Most of the weight is loaded into the tip of the ice fishing rod, and even with relatively large fish, the fight in winter can be managed on a shorter rod thanks to the cold water resulting in lethargic fish.

5. Portable Ice Fishing Tents

Ice fishing shanties were made of wood or other heavy materials for a long time, and portable ice fishing tents are the newest innovation in the hobby.

In 1980 Dave Genz changed the future of ice fishing with his flip-over fish house, making ice fishing shelters for occasional and easy use.

Portable ice fishing shelters are perhaps the pinnacle of modern ice fishing, allowing 10-minute setups in any location with protection from the elements.

Combined with sleds, it’s easy to carry plenty of gear and conveniences to a chosen fishing location and have a pole in the water in half an hour.

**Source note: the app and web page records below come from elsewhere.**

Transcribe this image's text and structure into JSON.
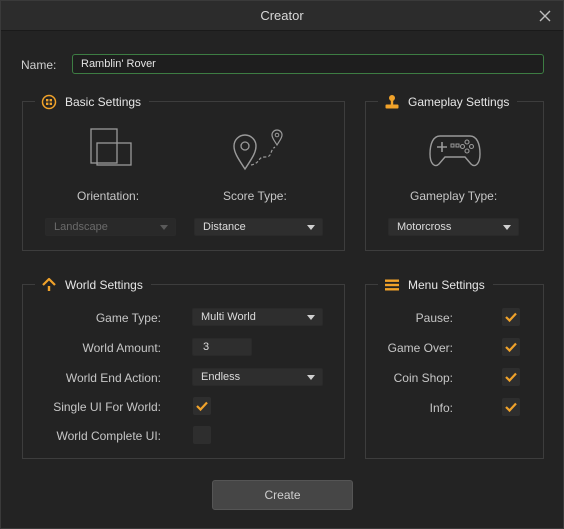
{
  "window": {
    "title": "Creator"
  },
  "name": {
    "label": "Name:",
    "value": "Ramblin' Rover"
  },
  "basic": {
    "title": "Basic Settings",
    "orientation_label": "Orientation:",
    "orientation_value": "Landscape",
    "score_type_label": "Score Type:",
    "score_type_value": "Distance"
  },
  "gameplay": {
    "title": "Gameplay Settings",
    "type_label": "Gameplay Type:",
    "type_value": "Motorcross"
  },
  "world": {
    "title": "World Settings",
    "game_type_label": "Game Type:",
    "game_type_value": "Multi World",
    "world_amount_label": "World Amount:",
    "world_amount_value": "3",
    "end_action_label": "World End Action:",
    "end_action_value": "Endless",
    "single_ui_label": "Single UI For World:",
    "single_ui_checked": true,
    "complete_ui_label": "World Complete UI:",
    "complete_ui_checked": false
  },
  "menu": {
    "title": "Menu Settings",
    "items": [
      {
        "label": "Pause:",
        "checked": true
      },
      {
        "label": "Game Over:",
        "checked": true
      },
      {
        "label": "Coin Shop:",
        "checked": true
      },
      {
        "label": "Info:",
        "checked": true
      }
    ]
  },
  "create_label": "Create",
  "colors": {
    "accent": "#f0a22a",
    "name_border": "#3d7d43"
  },
  "icons": [
    "close-icon",
    "basic-settings-icon",
    "gameplay-settings-icon",
    "world-settings-icon",
    "menu-settings-icon",
    "orientation-icon",
    "score-type-icon",
    "gamepad-icon",
    "checkmark-icon",
    "dropdown-arrow-icon"
  ]
}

Flip-over ice fishing tents and standard tent-style options are both made with high-quality materials and insulation, resulting in a true shelter from winter elements.

Portable Ice Fishing Tents

6. Improved Materials

Over the past 200 years, there have been many advancements in the available materials for ice fishing gear. Ice fishing poles have gotten stronger and lighter and have additional options at all price points.

The most popular materials for ice fishing rods are graphite, fiberglass, and composite materials. Each of these materials excels at different uses.

Graphite rods are the lightest and most sensitive but are also the weakest and most likely to break under pressure.

On the other hand, fiberglass is stronger but trades off sensitivity, which is a big drawback for many anglers.

Composite materials, on the other hand, offer the best of both worlds but can be an expensive option for quality rods.

Mass-produced lures come in various designs, colors, and uses to find the exact bait a fisherman needs. These lures are inexpensive, durable, and widely available, allowing more options than ever before.

Fishing line materials have massively improved in this time as well, resulting in cheaper, more durable, and thinner lines than ever before.

Specially formulated lines perform well even in sub-freezing temperatures without a hitch.

7. Portable Heating And Other Conveniences

Nowadays, anglers can go ice fishing with a rod and a hole in the ice, or anglers can go all out and turn their portable ice shelter into a heated, comfortable place to hang out.

Ice fishing has become an increasingly comfortable sport thanks to many modern conveniences.

Portable heaters that use gas instead of wood-burning stoves are lightweight and fuel-efficient, providing days of heat out of a single tank.

Heating can turn a cold experience into a comfortable, fun, and memorable one.

Ice-fishing flashers are a great way to get an idea of what is going on under the ice, giving you depth and bottom composition and even letting you know when fish are near your lure.

Modern smartphones replaced radios and cameras and allow calls, providing anglers an easy way to have entertainment and take pictures in a compact package.

They can choose to be as connected (or disconnected) as they want to create their ideal ice fishing getaway.

Wrapping Up

The history of ice fishing in North America has a long and only partially fleshed-out history. Still, we know we have the Native Americans to thank for early developments in ice fishing.

As settlers began to settle across Northern and Midwest states, ice fishing turned from a survival strategy to a popular hobby.

Modern ice fishing tools have made the sport more effortless, more accessible, and more comfortable compared to what it used to be.

Ice fishing rods offer versatility and fishing at any depth, and drilling new holes in the ice and moving spots is as easy as can be.

Shailen Vandeyar

A proud Indian origin Kiwi who loves to plant trees and play with my pet bunny when not freshwater fishing in the nearest creek or enjoying saltwater fishing by taking boats far in the ocean.

Recent Posts